*** Study material ***

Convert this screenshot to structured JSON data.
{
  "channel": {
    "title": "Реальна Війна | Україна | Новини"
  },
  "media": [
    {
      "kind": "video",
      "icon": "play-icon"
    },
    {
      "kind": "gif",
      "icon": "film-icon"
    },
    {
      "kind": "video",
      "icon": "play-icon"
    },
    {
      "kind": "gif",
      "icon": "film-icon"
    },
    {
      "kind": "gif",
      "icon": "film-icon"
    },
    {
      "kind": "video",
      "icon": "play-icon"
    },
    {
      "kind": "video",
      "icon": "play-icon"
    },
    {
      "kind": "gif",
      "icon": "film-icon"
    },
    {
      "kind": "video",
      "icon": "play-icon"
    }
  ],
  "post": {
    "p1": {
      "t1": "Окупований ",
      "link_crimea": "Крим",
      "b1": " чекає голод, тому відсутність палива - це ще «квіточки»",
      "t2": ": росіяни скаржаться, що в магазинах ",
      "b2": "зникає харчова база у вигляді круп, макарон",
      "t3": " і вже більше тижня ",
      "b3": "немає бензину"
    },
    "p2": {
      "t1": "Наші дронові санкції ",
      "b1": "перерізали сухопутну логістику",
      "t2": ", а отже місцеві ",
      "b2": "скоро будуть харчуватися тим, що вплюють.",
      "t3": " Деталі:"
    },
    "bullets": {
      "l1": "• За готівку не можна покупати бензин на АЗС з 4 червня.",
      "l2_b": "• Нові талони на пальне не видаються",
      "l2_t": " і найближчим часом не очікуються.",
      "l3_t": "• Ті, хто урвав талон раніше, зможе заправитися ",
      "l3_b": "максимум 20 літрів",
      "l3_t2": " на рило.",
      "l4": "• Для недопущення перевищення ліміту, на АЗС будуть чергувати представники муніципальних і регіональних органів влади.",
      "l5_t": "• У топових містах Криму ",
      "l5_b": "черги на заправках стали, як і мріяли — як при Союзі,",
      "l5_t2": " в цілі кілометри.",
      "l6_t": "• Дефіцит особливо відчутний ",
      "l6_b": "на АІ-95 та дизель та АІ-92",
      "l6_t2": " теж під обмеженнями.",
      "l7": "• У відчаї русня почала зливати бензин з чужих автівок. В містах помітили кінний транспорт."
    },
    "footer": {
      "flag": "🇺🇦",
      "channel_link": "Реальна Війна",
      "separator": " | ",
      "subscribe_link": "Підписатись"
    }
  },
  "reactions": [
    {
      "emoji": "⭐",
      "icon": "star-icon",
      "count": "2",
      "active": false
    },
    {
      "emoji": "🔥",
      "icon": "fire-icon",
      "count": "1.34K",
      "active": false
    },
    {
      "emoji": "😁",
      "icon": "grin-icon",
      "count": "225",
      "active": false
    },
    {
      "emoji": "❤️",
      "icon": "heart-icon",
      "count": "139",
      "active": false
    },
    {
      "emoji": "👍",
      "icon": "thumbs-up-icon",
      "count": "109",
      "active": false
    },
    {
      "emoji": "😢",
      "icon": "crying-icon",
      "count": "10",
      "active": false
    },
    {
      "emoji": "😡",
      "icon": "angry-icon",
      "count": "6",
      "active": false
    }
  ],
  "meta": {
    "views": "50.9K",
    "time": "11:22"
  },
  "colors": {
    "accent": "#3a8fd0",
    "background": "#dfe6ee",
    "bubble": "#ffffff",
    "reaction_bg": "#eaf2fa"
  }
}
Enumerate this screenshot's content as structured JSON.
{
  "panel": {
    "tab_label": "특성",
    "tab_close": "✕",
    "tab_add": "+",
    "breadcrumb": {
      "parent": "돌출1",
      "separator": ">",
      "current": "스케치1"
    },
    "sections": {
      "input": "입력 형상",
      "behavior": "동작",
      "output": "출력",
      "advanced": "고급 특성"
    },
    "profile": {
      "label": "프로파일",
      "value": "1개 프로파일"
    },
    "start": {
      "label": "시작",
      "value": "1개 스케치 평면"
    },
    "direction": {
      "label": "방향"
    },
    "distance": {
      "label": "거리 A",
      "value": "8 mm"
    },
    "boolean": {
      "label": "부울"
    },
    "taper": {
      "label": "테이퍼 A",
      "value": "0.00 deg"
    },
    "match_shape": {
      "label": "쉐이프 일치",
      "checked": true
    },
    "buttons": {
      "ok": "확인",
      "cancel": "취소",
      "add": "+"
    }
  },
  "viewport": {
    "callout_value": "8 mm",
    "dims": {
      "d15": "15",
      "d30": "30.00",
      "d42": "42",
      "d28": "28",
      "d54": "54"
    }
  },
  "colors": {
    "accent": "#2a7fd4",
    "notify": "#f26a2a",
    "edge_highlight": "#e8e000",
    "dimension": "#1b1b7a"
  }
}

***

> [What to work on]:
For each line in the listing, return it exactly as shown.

> [Solution]:
Convert this screenshot to structured JSON data.
{
  "channel": {
    "title": "Реальна Війна | Україна | Новини"
  },
  "media": [
    {
      "kind": "video",
      "icon": "play-icon"
    },
    {
      "kind": "gif",
      "icon": "film-icon"
    },
    {
      "kind": "video",
      "icon": "play-icon"
    },
    {
      "kind": "gif",
      "icon": "film-icon"
    },
    {
      "kind": "gif",
      "icon": "film-icon"
    },
    {
      "kind": "video",
      "icon": "play-icon"
    },
    {
      "kind": "video",
      "icon": "play-icon"
    },
    {
      "kind": "gif",
      "icon": "film-icon"
    },
    {
      "kind": "video",
      "icon": "play-icon"
    }
  ],
  "post": {
    "p1": {
      "t1": "Окупований ",
      "link_crimea": "Крим",
      "b1": " чекає голод, тому відсутність палива - це ще «квіточки»",
      "t2": ": росіяни скаржаться, що в магазинах ",
      "b2": "зникає харчова база у вигляді круп, макарон",
      "t3": " і вже більше тижня ",
      "b3": "немає бензину"
    },
    "p2": {
      "t1": "Наші дронові санкції ",
      "b1": "перерізали сухопутну логістику",
      "t2": ", а отже місцеві ",
      "b2": "скоро будуть харчуватися тим, що вплюють.",
      "t3": " Деталі:"
    },
    "bullets": {
      "l1": "• За готівку не можна покупати бензин на АЗС з 4 червня.",
      "l2_b": "• Нові талони на пальне не видаються",
      "l2_t": " і найближчим часом не очікуються.",
      "l3_t": "• Ті, хто урвав талон раніше, зможе заправитися ",
      "l3_b": "максимум 20 літрів",
      "l3_t2": " на рило.",
      "l4": "• Для недопущення перевищення ліміту, на АЗС будуть чергувати представники муніципальних і регіональних органів влади.",
      "l5_t": "• У топових містах Криму ",
      "l5_b": "черги на заправках стали, як і мріяли — як при Союзі,",
      "l5_t2": " в цілі кілометри.",
      "l6_t": "• Дефіцит особливо відчутний ",
      "l6_b": "на АІ-95 та дизель та АІ-92",
      "l6_t2": " теж під обмеженнями.",
      "l7": "• У відчаї русня почала зливати бензин з чужих автівок. В містах помітили кінний транспорт."
    },
    "footer": {
      "flag": "🇺🇦",
      "channel_link": "Реальна Війна",
      "separator": " | ",
      "subscribe_link": "Підписатись"
    }
  },
  "reactions": [
    {
      "emoji": "⭐",
      "icon": "star-icon",
      "count": "2",
      "active": false
    },
    {
      "emoji": "🔥",
      "icon": "fire-icon",
      "count": "1.34K",
      "active": false
    },
    {
      "emoji": "😁",
      "icon": "grin-icon",
      "count": "225",
      "active": false
    },
    {
      "emoji": "❤️",
      "icon": "heart-icon",
      "count": "139",
      "active": false
    },
    {
      "emoji": "👍",
      "icon": "thumbs-up-icon",
      "count": "109",
      "active": false
    },
    {
      "emoji": "😢",
      "icon": "crying-icon",
      "count": "10",
      "active": false
    },
    {
      "emoji": "😡",
      "icon": "angry-icon",
      "count": "6",
      "active": false
    }
  ],
  "meta": {
    "views": "50.9K",
    "time": "11:22"
  },
  "colors": {
    "accent": "#3a8fd0",
    "background": "#dfe6ee",
    "bubble": "#ffffff",
    "reaction_bg": "#eaf2fa"
  }
}
Enumerate this screenshot's content as structured JSON.
{
  "panel": {
    "tab_label": "특성",
    "tab_close": "✕",
    "tab_add": "+",
    "breadcrumb": {
      "parent": "돌출1",
      "separator": ">",
      "current": "스케치1"
    },
    "sections": {
      "input": "입력 형상",
      "behavior": "동작",
      "output": "출력",
      "advanced": "고급 특성"
    },
    "profile": {
      "label": "프로파일",
      "value": "1개 프로파일"
    },
    "start": {
      "label": "시작",
      "value": "1개 스케치 평면"
    },
    "direction": {
      "label": "방향"
    },
    "distance": {
      "label": "거리 A",
      "value": "8 mm"
    },
    "boolean": {
      "label": "부울"
    },
    "taper": {
      "label": "테이퍼 A",
      "value": "0.00 deg"
    },
    "match_shape": {
      "label": "쉐이프 일치",
      "checked": true
    },
    "buttons": {
      "ok": "확인",
      "cancel": "취소",
      "add": "+"
    }
  },
  "viewport": {
    "callout_value": "8 mm",
    "dims": {
      "d15": "15",
      "d30": "30.00",
      "d42": "42",
      "d28": "28",
      "d54": "54"
    }
  },
  "colors": {
    "accent": "#2a7fd4",
    "notify": "#f26a2a",
    "edge_highlight": "#e8e000",
    "dimension": "#1b1b7a"
  }
}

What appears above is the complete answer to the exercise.